▸ REQUIRED ACTION: Read through the data, and wherever a line holds the word "JSON", write that line out.
═══ DATA EXTRACT ═══
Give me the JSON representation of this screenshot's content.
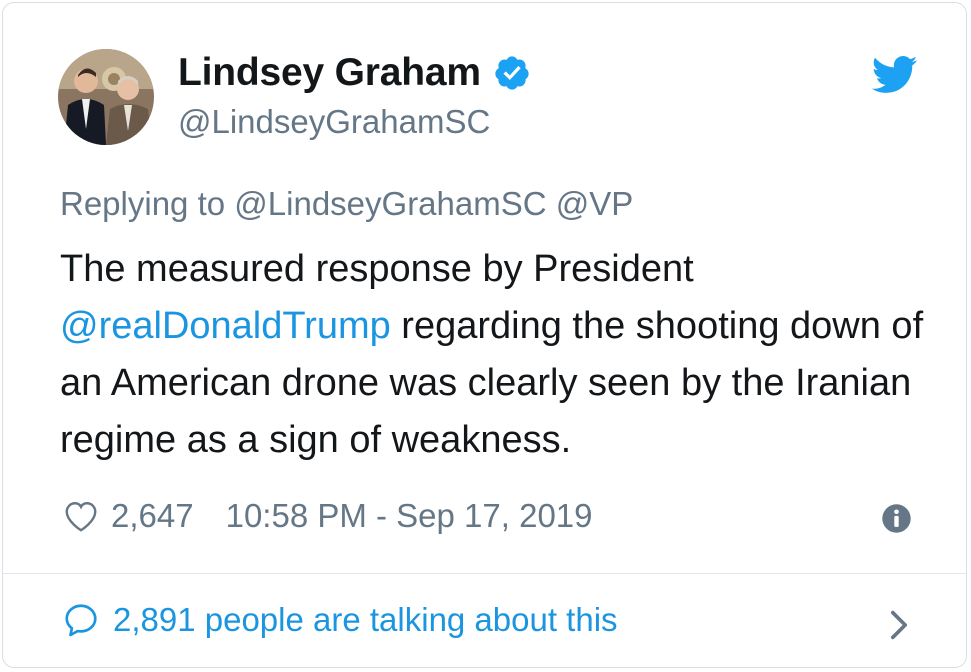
{
  "author": {
    "display_name": "Lindsey Graham",
    "handle": "@LindseyGrahamSC",
    "verified_icon": "verified-badge-icon",
    "avatar": "profile-photo"
  },
  "brand_icon": "twitter-bird-icon",
  "reply": {
    "prefix": "Replying to",
    "mention_1": "@LindseyGrahamSC",
    "mention_2": "@VP"
  },
  "tweet": {
    "part_1": "The measured response by President ",
    "mention": "@realDonaldTrump",
    "part_2": " regarding the shooting down of an American drone was clearly seen by the Iranian regime as a sign of weakness."
  },
  "meta": {
    "likes": "2,647",
    "timestamp": "10:58 PM - Sep 17, 2019",
    "heart_icon": "heart-icon",
    "info_icon": "info-icon"
  },
  "conversation": {
    "label": "2,891 people are talking about this",
    "bubble_icon": "speech-bubble-icon",
    "chevron_icon": "chevron-right-icon"
  },
  "colors": {
    "link": "#1b95e0",
    "text": "#14171a",
    "muted": "#657786",
    "border": "#d9dfe3"
  }
}
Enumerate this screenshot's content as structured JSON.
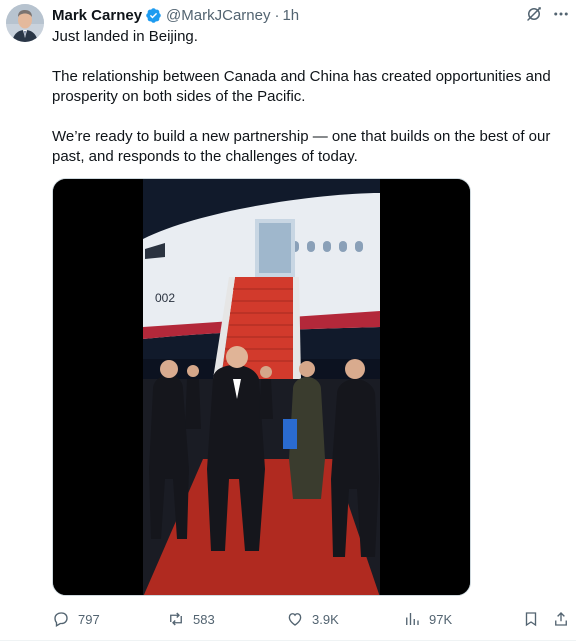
{
  "author": {
    "name": "Mark Carney",
    "handle": "@MarkJCarney",
    "separator": "·",
    "time": "1h",
    "verified_color": "#1d9bf0"
  },
  "tweet": {
    "paragraphs": [
      "Just landed in Beijing.",
      "The relationship between Canada and China has created opportunities and prosperity on both sides of the Pacific.",
      "We’re ready to build a new partnership — one that builds on the best of our past, and responds to the challenges of today."
    ],
    "media_alt_icon": "video-thumbnail"
  },
  "plane": {
    "tail_number": "002"
  },
  "actions": {
    "replies": "797",
    "reposts": "583",
    "likes": "3.9K",
    "views": "97K"
  },
  "colors": {
    "text_primary": "#0f1419",
    "text_secondary": "#536471",
    "accent": "#1d9bf0"
  }
}
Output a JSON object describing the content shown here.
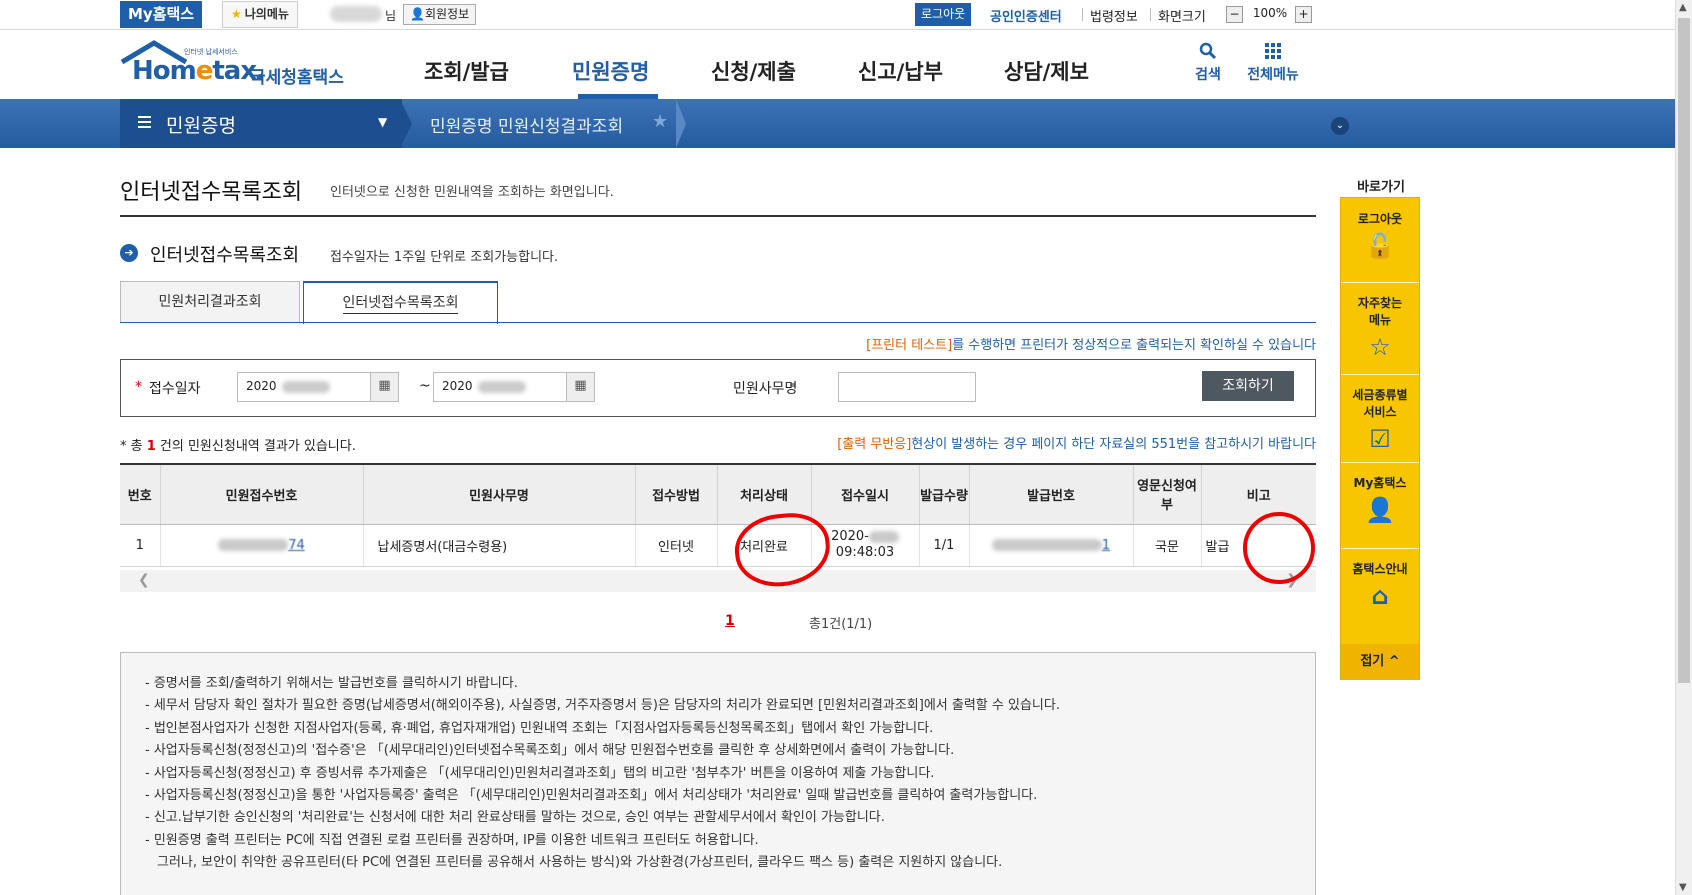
{
  "topbar": {
    "my_hometax": "My홈택스",
    "my_menu": "나의메뉴",
    "user_suffix": "님",
    "member_info": "회원정보",
    "logout": "로그아웃",
    "cert_center": "공인인증센터",
    "law_info": "법령정보",
    "screen_size": "화면크기",
    "zoom_minus": "−",
    "zoom_level": "100%",
    "zoom_plus": "+"
  },
  "logo": {
    "brand_a": "Hom",
    "brand_e": "e",
    "brand_b": "tax.",
    "name": "국세청홈택스",
    "tagline": "인터넷 납세서비스"
  },
  "gnb": [
    "조회/발급",
    "민원증명",
    "신청/제출",
    "신고/납부",
    "상담/제보"
  ],
  "header_icons": {
    "search": "검색",
    "all_menu": "전체메뉴"
  },
  "location": {
    "title": "민원증명",
    "path": "민원증명 민원신청결과조회"
  },
  "page": {
    "title": "인터넷접수목록조회",
    "desc": "인터넷으로 신청한 민원내역을 조회하는 화면입니다.",
    "section_title": "인터넷접수목록조회",
    "section_desc": "접수일자는 1주일 단위로 조회가능합니다."
  },
  "tabs": [
    "민원처리결과조회",
    "인터넷접수목록조회"
  ],
  "notice_printer": {
    "highlight": "[프린터 테스트]",
    "rest": "를 수행하면 프린터가 정상적으로 출력되는지 확인하실 수 있습니다"
  },
  "search": {
    "date_label": "접수일자",
    "date_from": "2020",
    "date_to": "2020",
    "tilde": "~",
    "office_label": "민원사무명",
    "office_value": "",
    "button": "조회하기"
  },
  "result": {
    "prefix": "* 총",
    "count": "1",
    "suffix": "건의 민원신청내역 결과가 있습니다."
  },
  "notice_output": {
    "highlight": "[출력 무반응]",
    "rest": "현상이 발생하는 경우 페이지 하단 자료실의 551번을 참고하시기 바랍니다"
  },
  "table": {
    "headers": [
      "번호",
      "민원접수번호",
      "민원사무명",
      "접수방법",
      "처리상태",
      "접수일시",
      "발급수량",
      "발급번호",
      "영문신청여부",
      "비고"
    ],
    "rows": [
      {
        "no": "1",
        "receipt_no_tail": "74",
        "office": "납세증명서(대금수령용)",
        "method": "인터넷",
        "status": "처리완료",
        "date": "2020-",
        "time": "09:48:03",
        "qty": "1/1",
        "issue_no_tail": "1",
        "english": "국문",
        "note": "발급"
      }
    ]
  },
  "pager": {
    "current": "1",
    "total": "총1건(1/1)"
  },
  "info": [
    "- 증명서를 조회/출력하기 위해서는 발급번호를 클릭하시기 바랍니다.",
    "- 세무서 담당자 확인 절차가 필요한 증명(납세증명서(해외이주용), 사실증명, 거주자증명서 등)은 담당자의 처리가 완료되면 [민원처리결과조회]에서 출력할 수 있습니다.",
    "- 법인본점사업자가 신청한 지점사업자(등록, 휴·폐업, 휴업자재개업) 민원내역 조회는「지점사업자등록등신청목록조회」탭에서 확인 가능합니다.",
    "- 사업자등록신청(정정신고)의 '접수증'은 「(세무대리인)인터넷접수목록조회」에서 해당 민원접수번호를 클릭한 후 상세화면에서 출력이 가능합니다.",
    "- 사업자등록신청(정정신고) 후 증빙서류 추가제출은 「(세무대리인)민원처리결과조회」탭의 비고란 '첨부추가' 버튼을 이용하여 제출 가능합니다.",
    "- 사업자등록신청(정정신고)을 통한 '사업자등록증' 출력은 「(세무대리인)민원처리결과조회」에서 처리상태가 '처리완료' 일때 발급번호를 클릭하여 출력가능합니다.",
    "- 신고.납부기한 승인신청의 '처리완료'는 신청서에 대한 처리 완료상태를 말하는 것으로, 승인 여부는 관할세무서에서 확인이 가능합니다.",
    "- 민원증명 출력 프린터는 PC에 직접 연결된 로컬 프린터를 권장하며, IP를 이용한 네트워크 프린터도 허용합니다.",
    "그러나, 보안이 취약한 공유프린터(타 PC에 연결된 프린터를 공유해서 사용하는 방식)와 가상환경(가상프린터, 클라우드 팩스 등) 출력은 지원하지 않습니다."
  ],
  "quick": {
    "title": "바로가기",
    "items": [
      "로그아웃",
      "자주찾는 메뉴",
      "세금종류별 서비스",
      "My홈택스",
      "홈택스안내"
    ],
    "fold": "접기 ^"
  },
  "colors": {
    "brand_blue": "#1f5ea8",
    "quick_yellow": "#f7c600",
    "annotation_red": "#e00000"
  }
}
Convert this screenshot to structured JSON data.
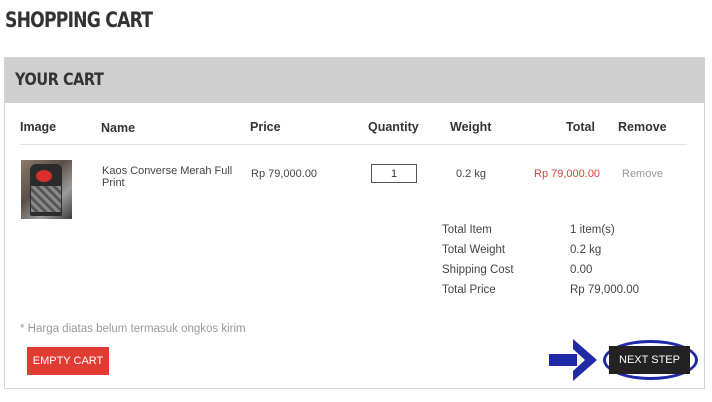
{
  "page": {
    "title": "SHOPPING CART"
  },
  "cart": {
    "title": "YOUR CART",
    "columns": {
      "image": "Image",
      "name": "Name",
      "price": "Price",
      "quantity": "Quantity",
      "weight": "Weight",
      "total": "Total",
      "remove": "Remove"
    },
    "items": [
      {
        "image_icon": "tshirt-product-photo",
        "name": "Kaos Converse Merah Full Print",
        "price": "Rp 79,000.00",
        "quantity": "1",
        "weight": "0.2 kg",
        "total": "Rp 79,000.00",
        "remove": "Remove"
      }
    ],
    "summary": {
      "total_item_label": "Total Item",
      "total_item_value": "1 item(s)",
      "total_weight_label": "Total Weight",
      "total_weight_value": "0.2 kg",
      "shipping_cost_label": "Shipping Cost",
      "shipping_cost_value": "0.00",
      "total_price_label": "Total Price",
      "total_price_value": "Rp 79,000.00"
    },
    "note": "* Harga diatas belum termasuk ongkos kirim",
    "empty_button": "EMPTY CART",
    "next_button": "NEXT STEP"
  },
  "colors": {
    "header_bg": "#cfcfcf",
    "empty_button": "#e03c32",
    "next_button": "#222222",
    "highlight": "#1e2aa8",
    "price_red": "#d9443a"
  },
  "annotation": {
    "arrow_icon": "right-arrow-icon"
  }
}
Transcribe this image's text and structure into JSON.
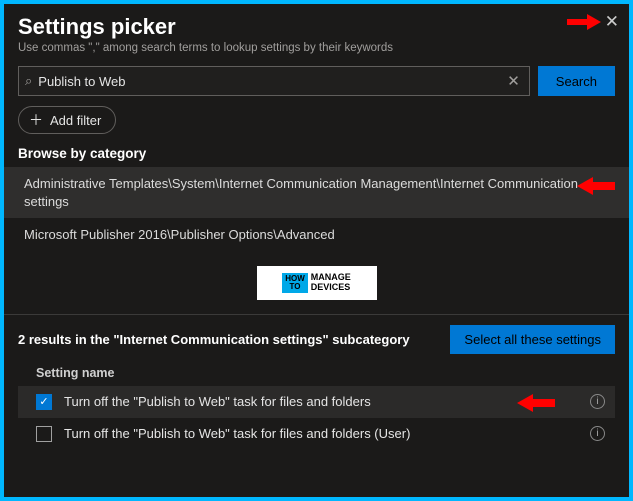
{
  "header": {
    "title": "Settings picker",
    "subtitle": "Use commas \",\" among search terms to lookup settings by their keywords"
  },
  "search": {
    "value": "Publish to Web",
    "button": "Search"
  },
  "add_filter_label": "Add filter",
  "browse_heading": "Browse by category",
  "categories": [
    "Administrative Templates\\System\\Internet Communication Management\\Internet Communication settings",
    "Microsoft Publisher 2016\\Publisher Options\\Advanced"
  ],
  "watermark": {
    "left": "HOW\nTO",
    "right": "MANAGE\nDEVICES"
  },
  "results_summary": "2 results in the \"Internet Communication settings\" subcategory",
  "select_all_label": "Select all these settings",
  "column_header": "Setting name",
  "settings": [
    {
      "label": "Turn off the \"Publish to Web\" task for files and folders",
      "checked": true
    },
    {
      "label": "Turn off the \"Publish to Web\" task for files and folders (User)",
      "checked": false
    }
  ]
}
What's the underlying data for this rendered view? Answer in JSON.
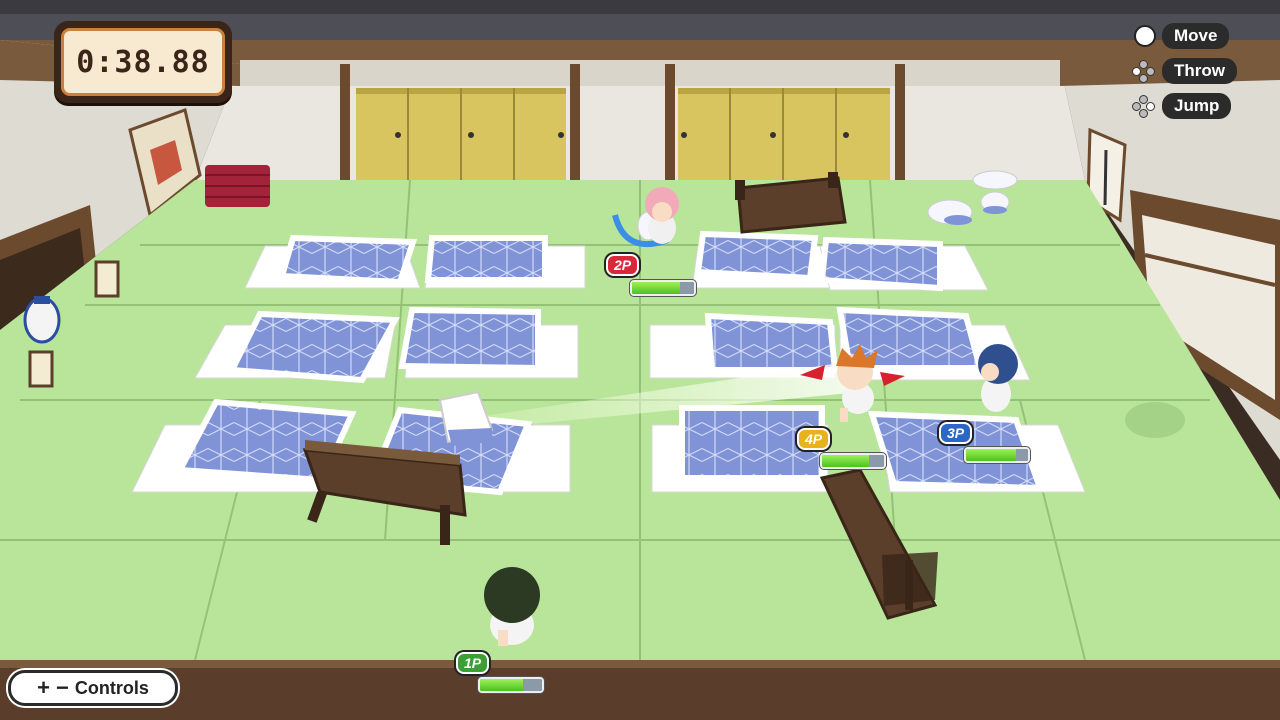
{
  "timer": {
    "value": "0:38.88"
  },
  "controls_hints": [
    {
      "label": "Move",
      "icon": "analog-stick-icon"
    },
    {
      "label": "Throw",
      "icon": "dpad-button-icon"
    },
    {
      "label": "Jump",
      "icon": "dpad-button-icon"
    }
  ],
  "controls_button": {
    "plus": "+",
    "minus": "−",
    "label": "Controls"
  },
  "players": [
    {
      "id": "1P",
      "color": "#3aa036",
      "health": 0.7
    },
    {
      "id": "2P",
      "color": "#d8283a",
      "health": 0.78
    },
    {
      "id": "3P",
      "color": "#2c67c8",
      "health": 0.8
    },
    {
      "id": "4P",
      "color": "#e8b21c",
      "health": 0.75
    }
  ],
  "colors": {
    "tatami": "#b9e59a",
    "futon": "#7f93d6",
    "wood": "#5b3f2a"
  }
}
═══
▸ EXERCISE SOLUTION:
Give me the JSON representation of this screenshot's content.
Enumerate this screenshot's content as structured JSON.
Output a JSON object describing the content shown here.
Convert this screenshot to structured JSON data.
Transcribe this image's text and structure into JSON.
What's the underlying data for this rendered view? Answer in JSON.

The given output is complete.